■ YOUR ASSIGNMENT ■
Please state how many lines in the records below contain the word "this"; the number alone is the answer.

++++ MATERIALS PROVIDED

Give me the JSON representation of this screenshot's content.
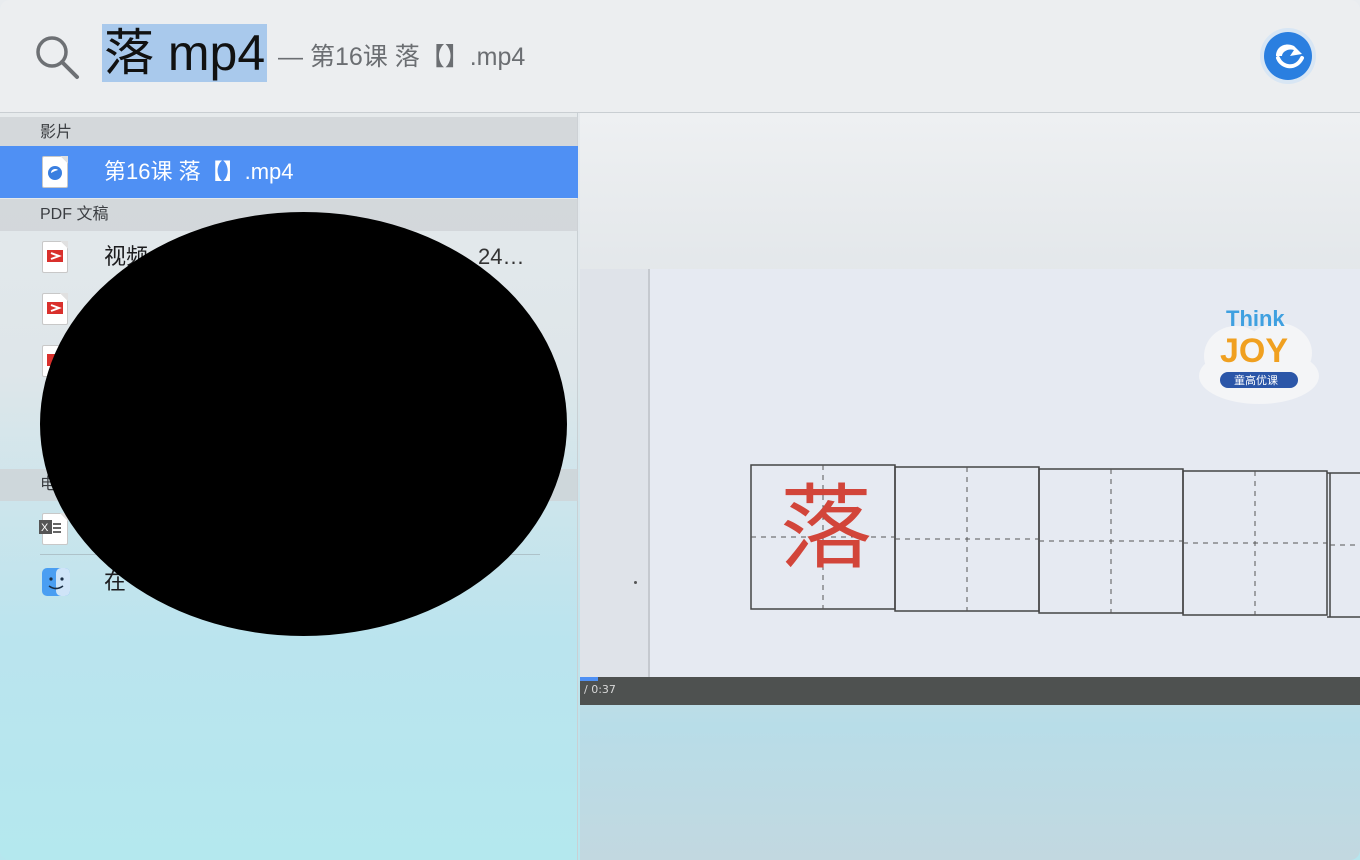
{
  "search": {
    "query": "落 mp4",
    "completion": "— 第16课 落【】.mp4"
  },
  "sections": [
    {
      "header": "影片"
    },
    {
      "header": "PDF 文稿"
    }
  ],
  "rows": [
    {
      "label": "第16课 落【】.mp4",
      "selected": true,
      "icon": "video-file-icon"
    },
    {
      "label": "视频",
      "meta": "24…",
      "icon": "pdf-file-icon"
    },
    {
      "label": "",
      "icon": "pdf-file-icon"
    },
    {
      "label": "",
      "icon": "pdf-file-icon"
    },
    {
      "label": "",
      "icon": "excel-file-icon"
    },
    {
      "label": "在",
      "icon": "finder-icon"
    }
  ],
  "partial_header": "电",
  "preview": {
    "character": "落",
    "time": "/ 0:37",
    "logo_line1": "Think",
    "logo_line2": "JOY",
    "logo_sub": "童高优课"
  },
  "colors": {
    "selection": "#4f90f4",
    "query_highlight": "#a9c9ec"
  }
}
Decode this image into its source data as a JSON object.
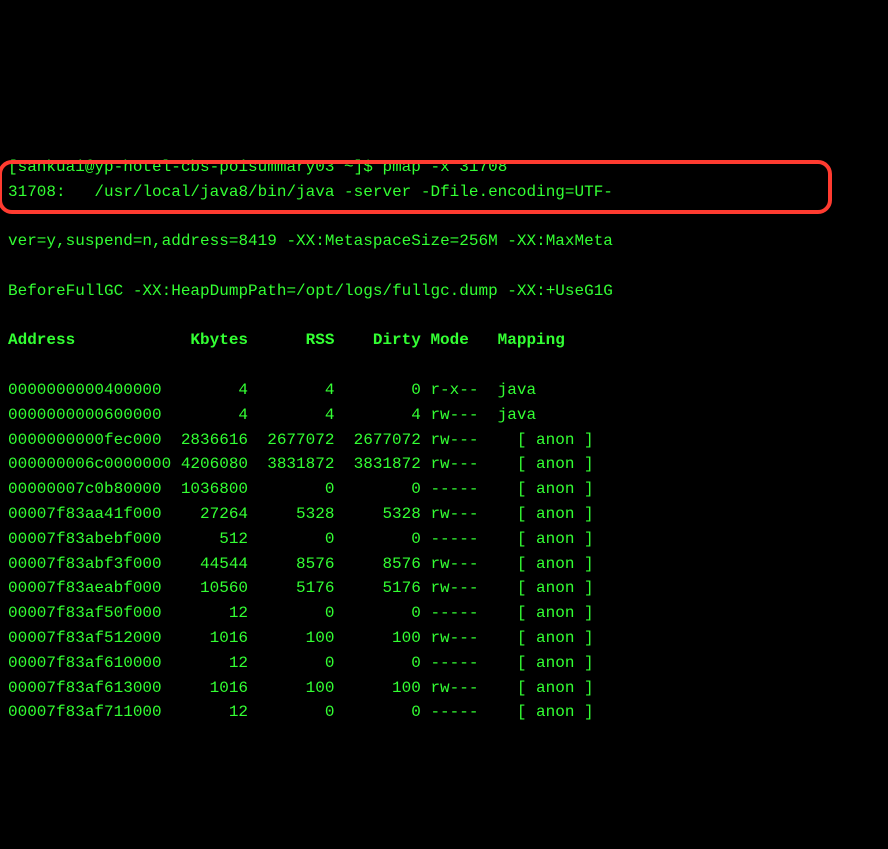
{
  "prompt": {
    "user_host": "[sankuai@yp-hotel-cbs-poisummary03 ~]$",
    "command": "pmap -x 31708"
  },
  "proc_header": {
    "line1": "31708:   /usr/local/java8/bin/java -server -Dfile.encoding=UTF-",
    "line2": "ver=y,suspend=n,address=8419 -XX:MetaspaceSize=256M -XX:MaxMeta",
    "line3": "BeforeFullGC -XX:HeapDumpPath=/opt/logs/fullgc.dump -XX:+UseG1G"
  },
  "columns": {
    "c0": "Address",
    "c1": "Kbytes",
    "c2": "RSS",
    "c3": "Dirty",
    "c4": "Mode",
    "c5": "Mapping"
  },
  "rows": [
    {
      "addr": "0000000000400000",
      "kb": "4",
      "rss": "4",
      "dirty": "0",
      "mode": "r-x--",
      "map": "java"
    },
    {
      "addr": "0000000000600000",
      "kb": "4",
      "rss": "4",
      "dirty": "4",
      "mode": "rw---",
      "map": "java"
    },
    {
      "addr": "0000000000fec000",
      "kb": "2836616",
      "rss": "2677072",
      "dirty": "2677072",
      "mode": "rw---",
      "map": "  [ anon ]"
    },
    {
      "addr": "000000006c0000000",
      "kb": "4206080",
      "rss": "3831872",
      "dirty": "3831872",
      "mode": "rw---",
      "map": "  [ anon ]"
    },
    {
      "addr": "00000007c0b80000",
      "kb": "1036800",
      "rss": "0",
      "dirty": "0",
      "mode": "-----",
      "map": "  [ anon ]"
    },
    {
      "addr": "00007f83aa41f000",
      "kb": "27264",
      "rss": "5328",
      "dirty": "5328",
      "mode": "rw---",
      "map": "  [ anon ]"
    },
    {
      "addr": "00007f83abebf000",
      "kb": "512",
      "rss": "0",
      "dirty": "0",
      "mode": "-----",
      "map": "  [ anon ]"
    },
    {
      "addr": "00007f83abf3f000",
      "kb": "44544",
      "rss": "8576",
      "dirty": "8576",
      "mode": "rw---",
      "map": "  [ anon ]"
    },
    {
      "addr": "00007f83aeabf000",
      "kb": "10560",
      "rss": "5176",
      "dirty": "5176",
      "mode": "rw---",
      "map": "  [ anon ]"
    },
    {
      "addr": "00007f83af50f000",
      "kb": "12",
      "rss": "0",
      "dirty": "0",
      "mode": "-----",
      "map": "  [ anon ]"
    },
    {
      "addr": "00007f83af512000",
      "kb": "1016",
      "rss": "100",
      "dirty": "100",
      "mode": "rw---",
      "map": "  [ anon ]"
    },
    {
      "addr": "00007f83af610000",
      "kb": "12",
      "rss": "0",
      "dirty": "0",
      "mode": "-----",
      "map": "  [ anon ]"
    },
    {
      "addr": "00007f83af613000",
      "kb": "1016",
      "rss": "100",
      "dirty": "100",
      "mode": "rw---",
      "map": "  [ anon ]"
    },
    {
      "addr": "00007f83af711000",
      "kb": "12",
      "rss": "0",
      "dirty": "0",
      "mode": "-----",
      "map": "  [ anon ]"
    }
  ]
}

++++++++

■ EXPECTED OUTPUT ■
2